When a flood warning is issued, unplug and move all your portable electrical appliances above the estimated flood height. Then, GCEA recommends turning off the electricity at the main supply if you know how to do it safely. Older homes usually have a fuse box, while newer homes will have a circuit breaker. The illustration below shows how to turn off the electricity at either source.
Turn off the electricity at a breaker box
- Stand on a dry spot.
- Use a dry wooden stick or pole to open the door.
- Use the stick to push the main breaker switch to OFF.
- Use the stick to turn each circuit breaker to OFF.
Turn off the electricity at a fuse box
- Stand on a dry spot.
- If your box has a handle on the side, use a dry wooden stick or pole to pull the handle to OFF.
- Use the stick to open the door.
- Carefully pull out the main fuses.
- Unscrew and remove each circuit's fuse.
When you return home following a flood, there are hidden electrical hazards throughout your home," says Roger Grogg, GCEA's Chief Operations Officer.

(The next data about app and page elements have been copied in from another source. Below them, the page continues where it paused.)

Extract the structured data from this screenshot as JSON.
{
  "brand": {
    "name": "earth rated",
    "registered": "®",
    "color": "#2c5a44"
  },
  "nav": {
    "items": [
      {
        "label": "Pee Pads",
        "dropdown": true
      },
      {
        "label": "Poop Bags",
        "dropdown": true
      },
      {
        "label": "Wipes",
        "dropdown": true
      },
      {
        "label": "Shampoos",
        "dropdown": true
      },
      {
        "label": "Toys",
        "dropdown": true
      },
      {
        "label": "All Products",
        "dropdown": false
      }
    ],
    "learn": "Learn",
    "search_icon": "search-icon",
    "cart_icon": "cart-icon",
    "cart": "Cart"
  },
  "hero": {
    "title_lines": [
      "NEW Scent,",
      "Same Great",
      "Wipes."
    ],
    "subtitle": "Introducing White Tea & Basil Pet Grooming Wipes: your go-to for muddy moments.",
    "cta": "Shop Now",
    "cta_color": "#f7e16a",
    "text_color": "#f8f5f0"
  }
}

Taking the time to find and fix these electrical dangers can prevent an even greater loss than that of personal property. GCEA encourages families to keep the electricity off until the system has been checked by a qualified electrician to make sure it is free of trapped water or moisture. All electrical appliances exposed to floodwater should also be checked.
- Do not use electrical appliances that have been wet. Water can damage the motors in electrical appliances, such as furnaces, freezers, refrigerators, washing machines, and dryers.
- If electrical appliances have been under water, have them dried out and reconditioned by a qualified service repairman. Do not turn on damaged electrical appliances because the electrical parts can become grounded and pose an electric shock hazard or overheat and cause a fire.
- Before flipping a switch or plugging in an appliance, have an electrician check the house wiring and appliance to make sure it is safe to use.
- Use a ground fault circuit interrupter (GFCI) to help prevent electrocutions and electrical shock injuries. Portable GFCIs require no tools to install and are available at prices ranging from $12 to $30.
- Electrical circuit breakers, fuses, GFCIs, receptacles, plugs, and switches can malfunction when water and silt get inside. Discard them when they have been submerged.
- When using a wet-dry vacuum cleaner or a pressure washer follow the manufacturer's instructions to avoid electric shock.
- Do not allow the power cord connections to become wet. Do not remove or bypass the ground pin on the three-prong plug.
- Take care when stepping into a flooded basement, and be aware that submerged outlets, electrical outlets or electrical cords may be energizing the water, which is a potentially lethal trap.
Because electrical current can travel through water electrocution is a major killer during floods. If you see any downed power lines during or after the flood, you should report them to GCEA immediately by calling 970-641-3520.